The performance really is next level. He’s so good, he’s gorilla glue. Taking your eyes off his work for even a moment is impossible. You might as well be eyelidless Alex, you’re watching him so hard. Confined to a wheelchair for the later half of the film, we nevertheless view him through the filter of abject understanding. Without words, he’s able to communicate novels. It’s a testament to both Redmayne’s mighty take and Marsh’s voyeuristically watchful eye that once Hawking’s words turn into blinks and eventually into robotic responses, we never lose a dollop of interest in him as a character. Nor does he lose his bite as a comedian.

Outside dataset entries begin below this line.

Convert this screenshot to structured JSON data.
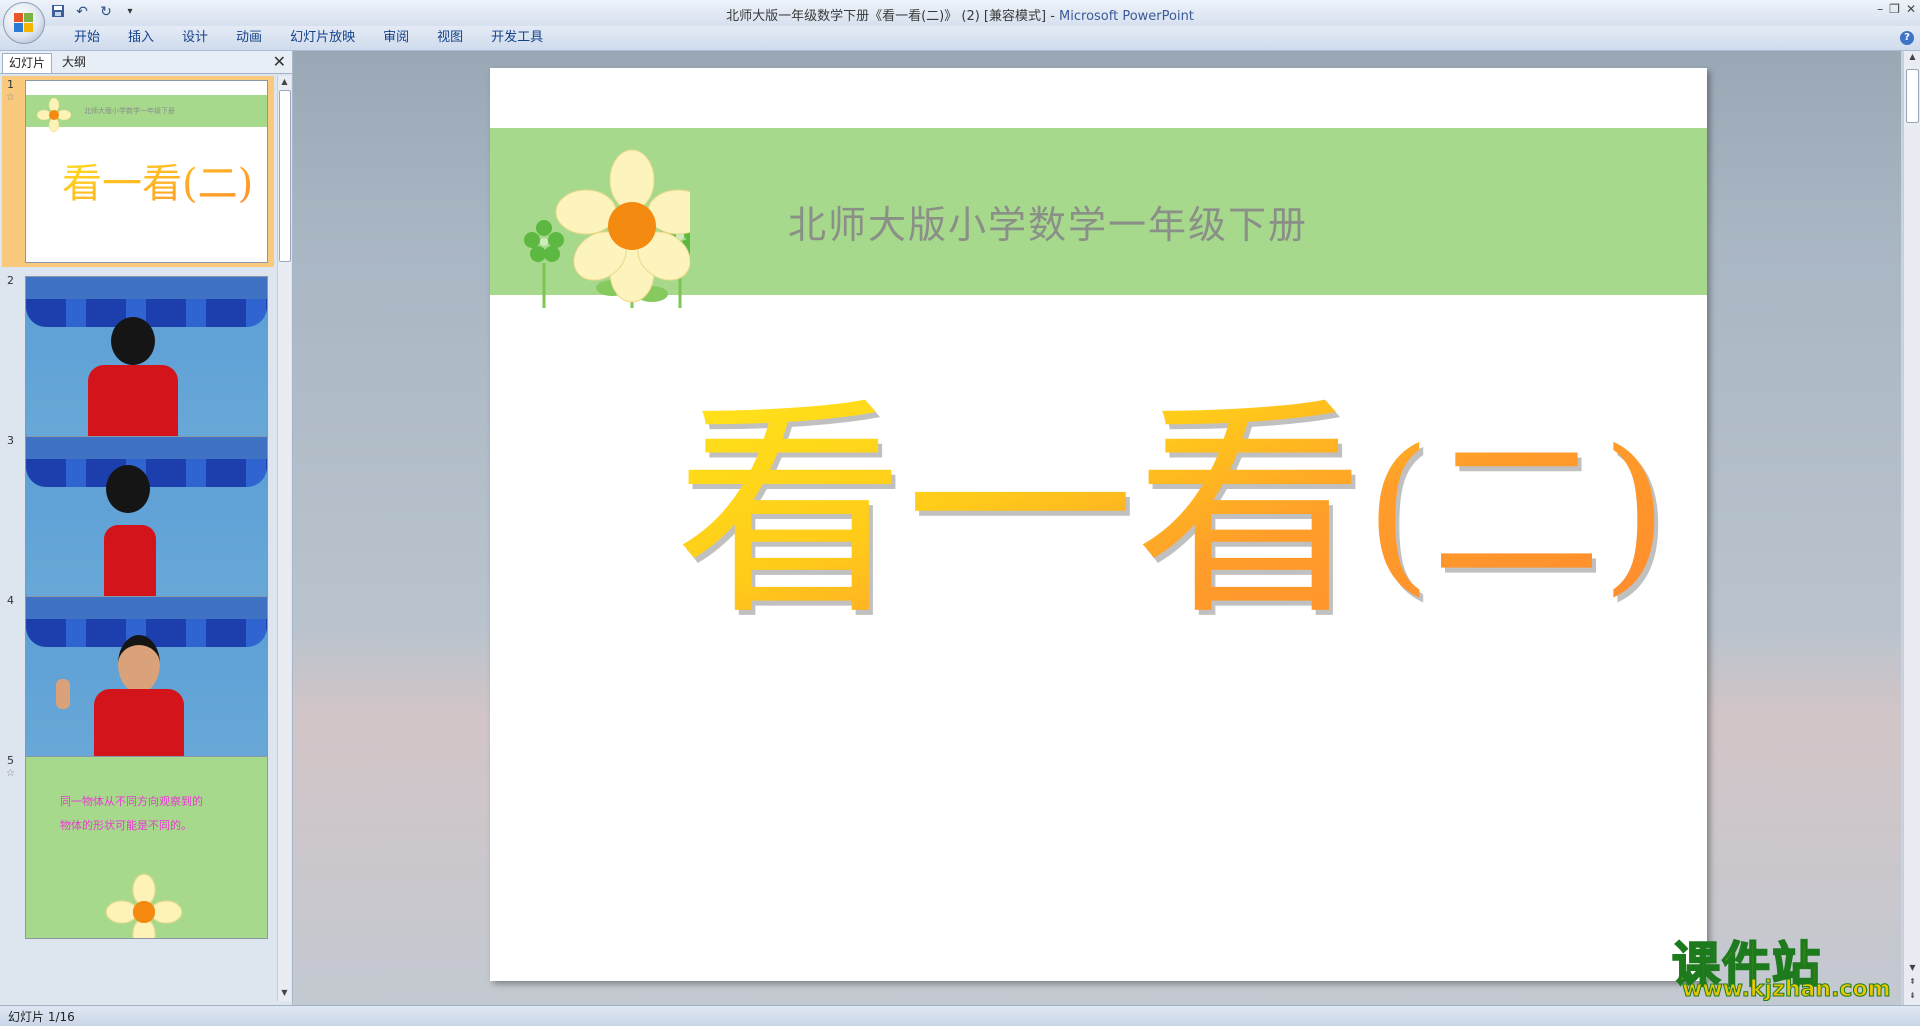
{
  "window": {
    "title": "北师大版一年级数学下册《看一看(二)》 (2) [兼容模式] - ",
    "app_name": "Microsoft PowerPoint",
    "controls": [
      "–",
      "❐",
      "✕"
    ]
  },
  "qat": {
    "save_icon": "save-icon",
    "undo_icon": "undo-icon",
    "redo_icon": "redo-icon",
    "customize": "▾"
  },
  "ribbon": {
    "tabs": [
      "开始",
      "插入",
      "设计",
      "动画",
      "幻灯片放映",
      "审阅",
      "视图",
      "开发工具"
    ],
    "help": "?"
  },
  "left_pane": {
    "tabs": {
      "slides": "幻灯片",
      "outline": "大纲"
    },
    "close": "✕",
    "thumbnails": [
      {
        "number": "1",
        "subtitle": "北师大版小学数学一年级下册",
        "title": "看一看(二)",
        "selected": true,
        "animated": true
      },
      {
        "number": "2",
        "content": "photo-back"
      },
      {
        "number": "3",
        "content": "photo-side"
      },
      {
        "number": "4",
        "content": "photo-front"
      },
      {
        "number": "5",
        "lines": [
          "同一物体从不同方向观察到的",
          "物体的形状可能是不同的。"
        ],
        "animated": true
      }
    ]
  },
  "slide": {
    "subtitle": "北师大版小学数学一年级下册",
    "title_main": "看一看",
    "title_paren": "(二)",
    "band_color": "#a7d98d"
  },
  "status": {
    "text": "幻灯片 1/16"
  },
  "watermark": {
    "text": "课件站",
    "url": "www.kjzhan.com"
  }
}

Matching Redmayne blow for blow is Felicity Jones, offering a performance that delivers nuance, pathos and barrels of complexity. Though no simple task to take on the mantle of Hawking, Redmayne’s task is clear cut. Jones on the other hand has an arguably more difficult mountain to climb; she must make Hawking’s counterpart as compelling and complex as a guy who wrote a best selling novel about f*cking time. I mean seriously, if the guy can make a theory about time (of all things) into a New York Times best seller, you better believe his woman is a certifiable magnet.

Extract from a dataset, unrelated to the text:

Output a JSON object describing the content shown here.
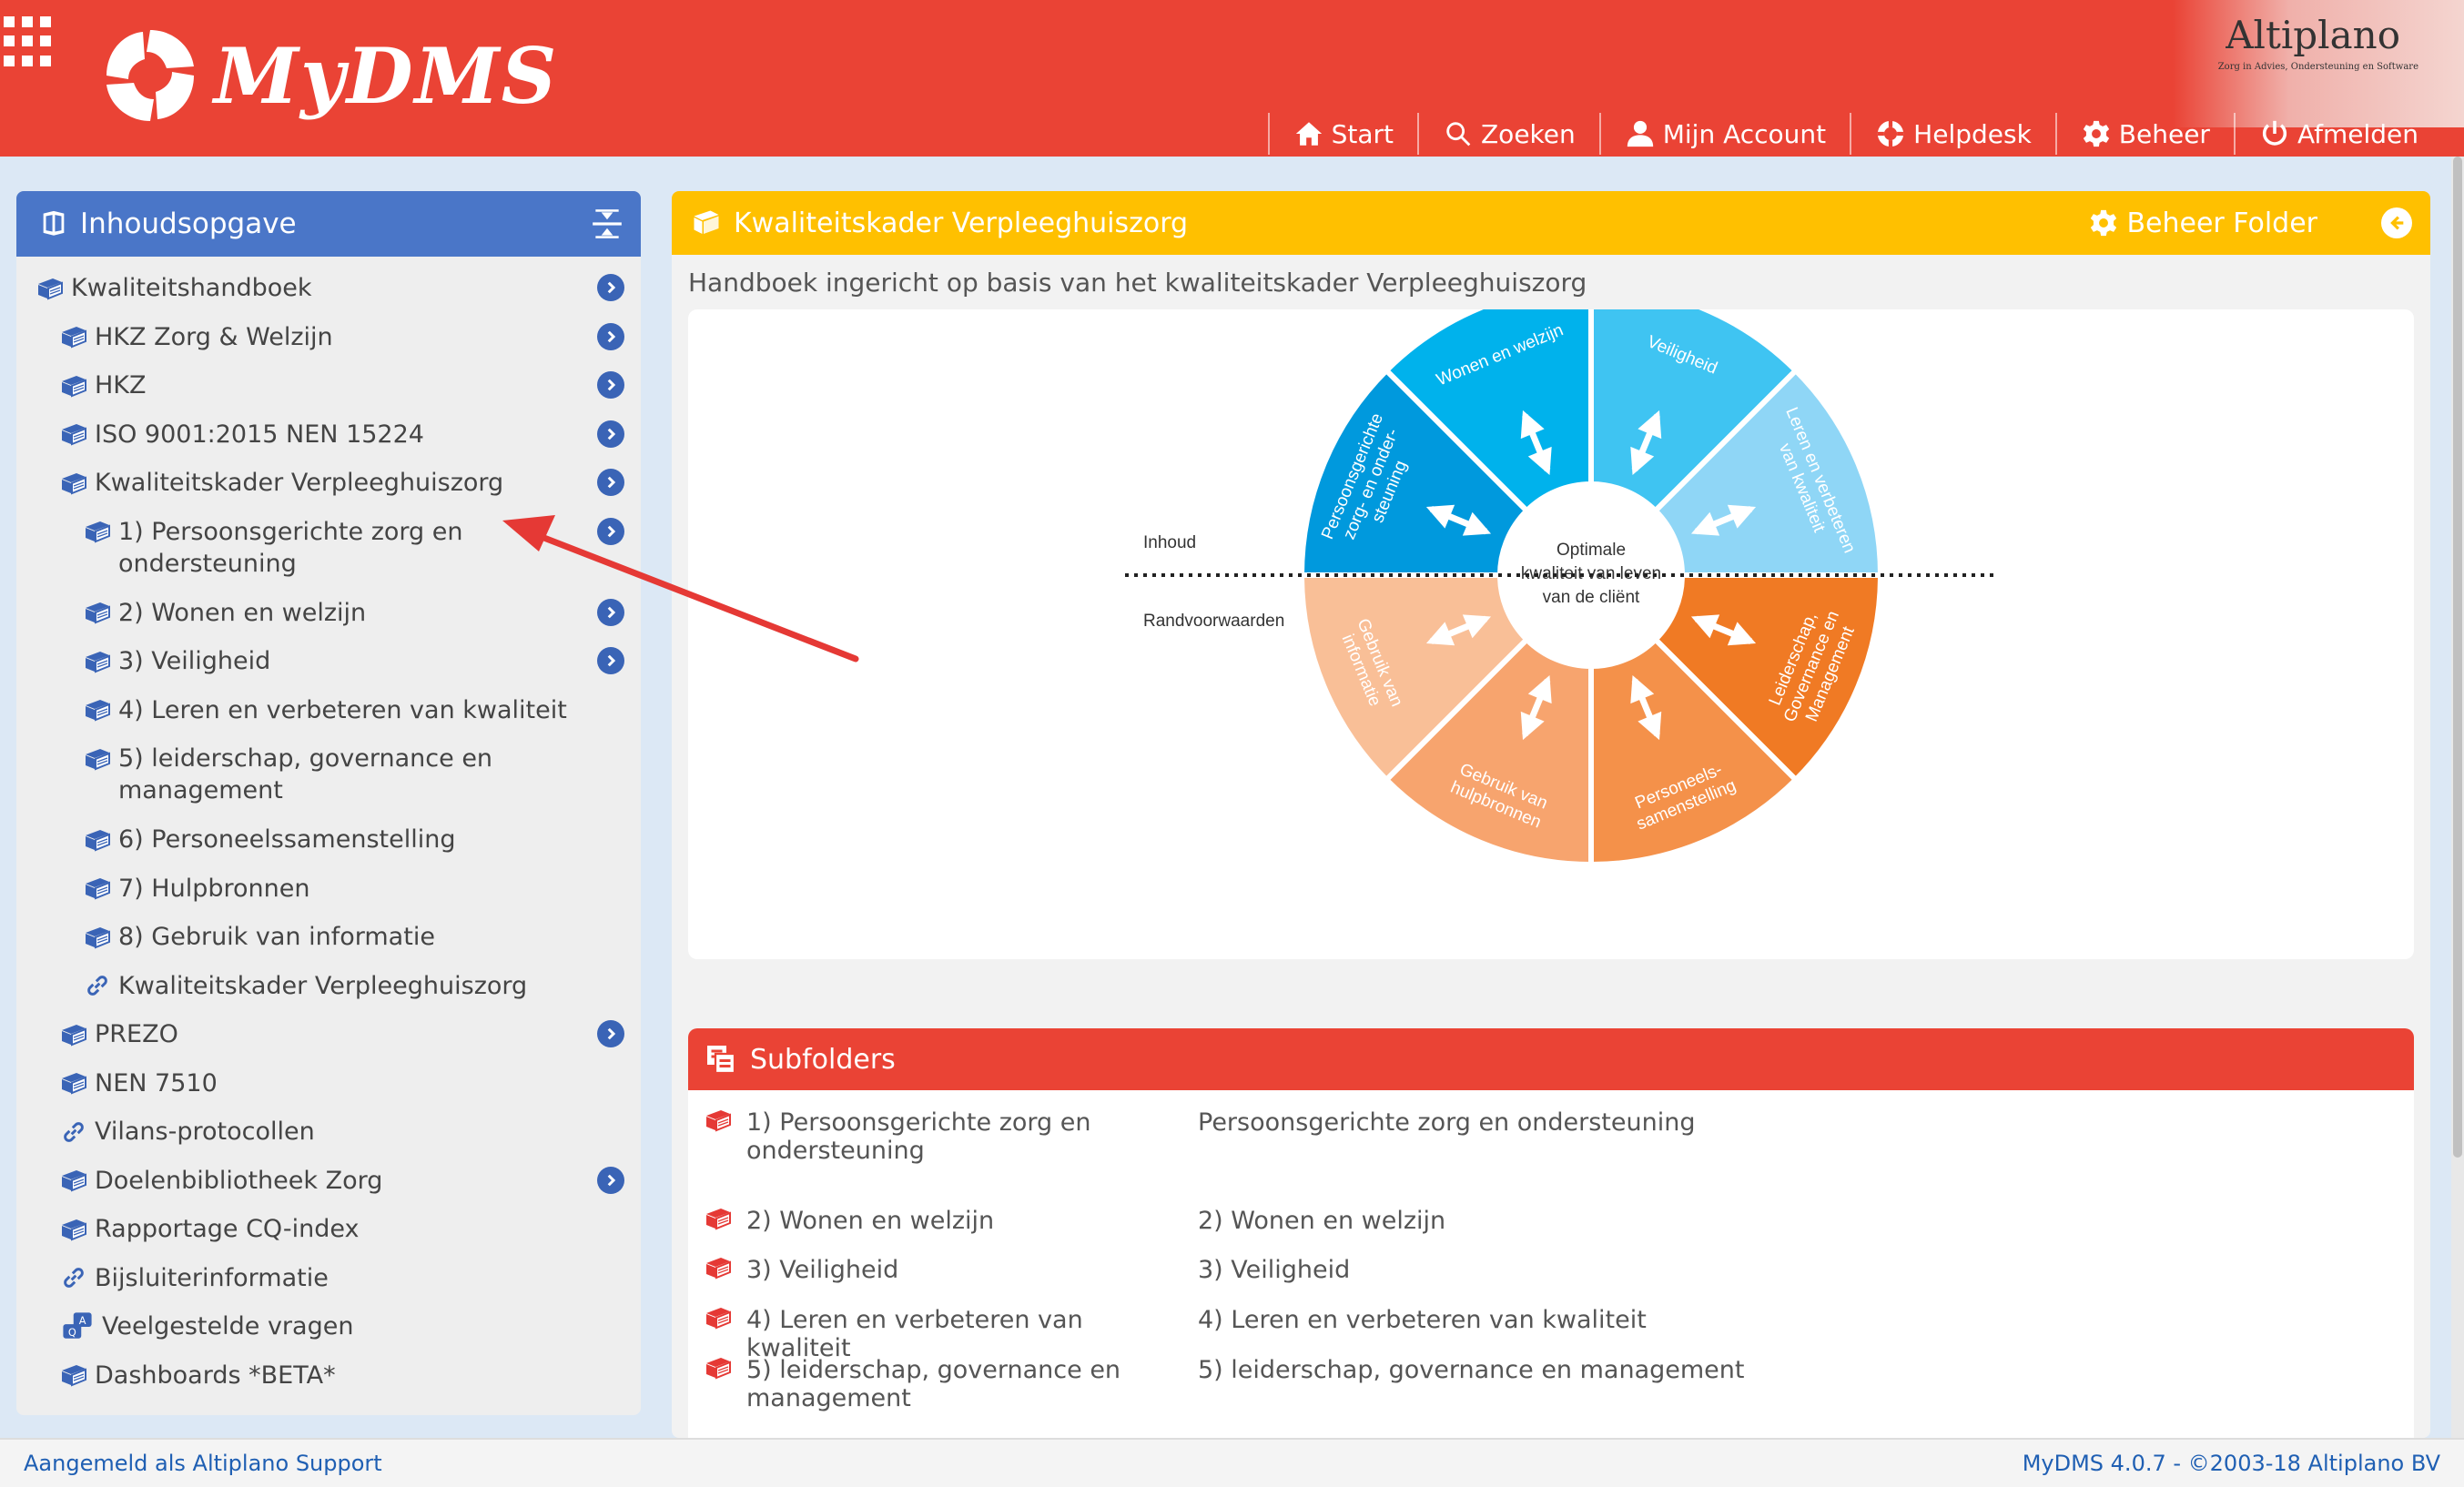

Each and every scene she flutters into and out of, Jones is a force to be reckoned with. She’s left to grapple with the plight of domesticity; to battle the oft ferocious tedium of raising a family single-handedly. Jones parries with Redmayne’s monstrous portrayal with bravado, providing a fulcrum point that grounds the extenuating circumstances of their extraordinary home life into something relatable and “normal.” He’s the scientist, she’s the soul. It’s her that makes everything relatable.
At one point, she explodes, “We’re not a normal family!” And while we know that she believes this sentiment to be true, her family – and her relationship with Stephen’s – was never defined by a conformity to society norms. From the get go, their romance was a harbinger of bucked normalcy. Not just anyone would marry a ticking time bomb. It’s upon her shoulders that the success of Theory rests and Jones handles her characters transformation with a kind of poetic ease that’s stoic and touching, motherly and equally sexual. She’s basically Imhotep the way she gains layers scene to scene. An Academy Award nomination is assuredly in store.
What’s possibly the biggest surprise of The Theory of Everything is just how winning every aspect of Marsh’s tale truly is. It functions on so many levels, attacking so many sectors of what we look for in a film. It’s futile to resist its supreme good taste.
Marsh spares us the gory details of how time actually works (new homework assignment: read “A (Brief) History of Time”) but thanks to adroit editing work from Jinx Godfrey, we’re never really worried about how it works. It just does. Add to that a nimble and whimsical score from Jóhann Jóhannsson (another nomination ought to be assured here) and nifty costume design from Steven Noble and you have a film whose technical aspects rival its visceral impact. There are bits and bobs that don’t measure up – grainy “camera footage”, underdeveloped secondary characters – but for a movie equally given to quirks, quacks and quarks, the bumbling never detracts from the charm. Marsh’s brief history of Hawkings is at once timely and timeless, matching intellect for emotion and absolutely thriving on two stunning performances. For all the accolades it’s destined to receive, The Theory of Everything is deserving.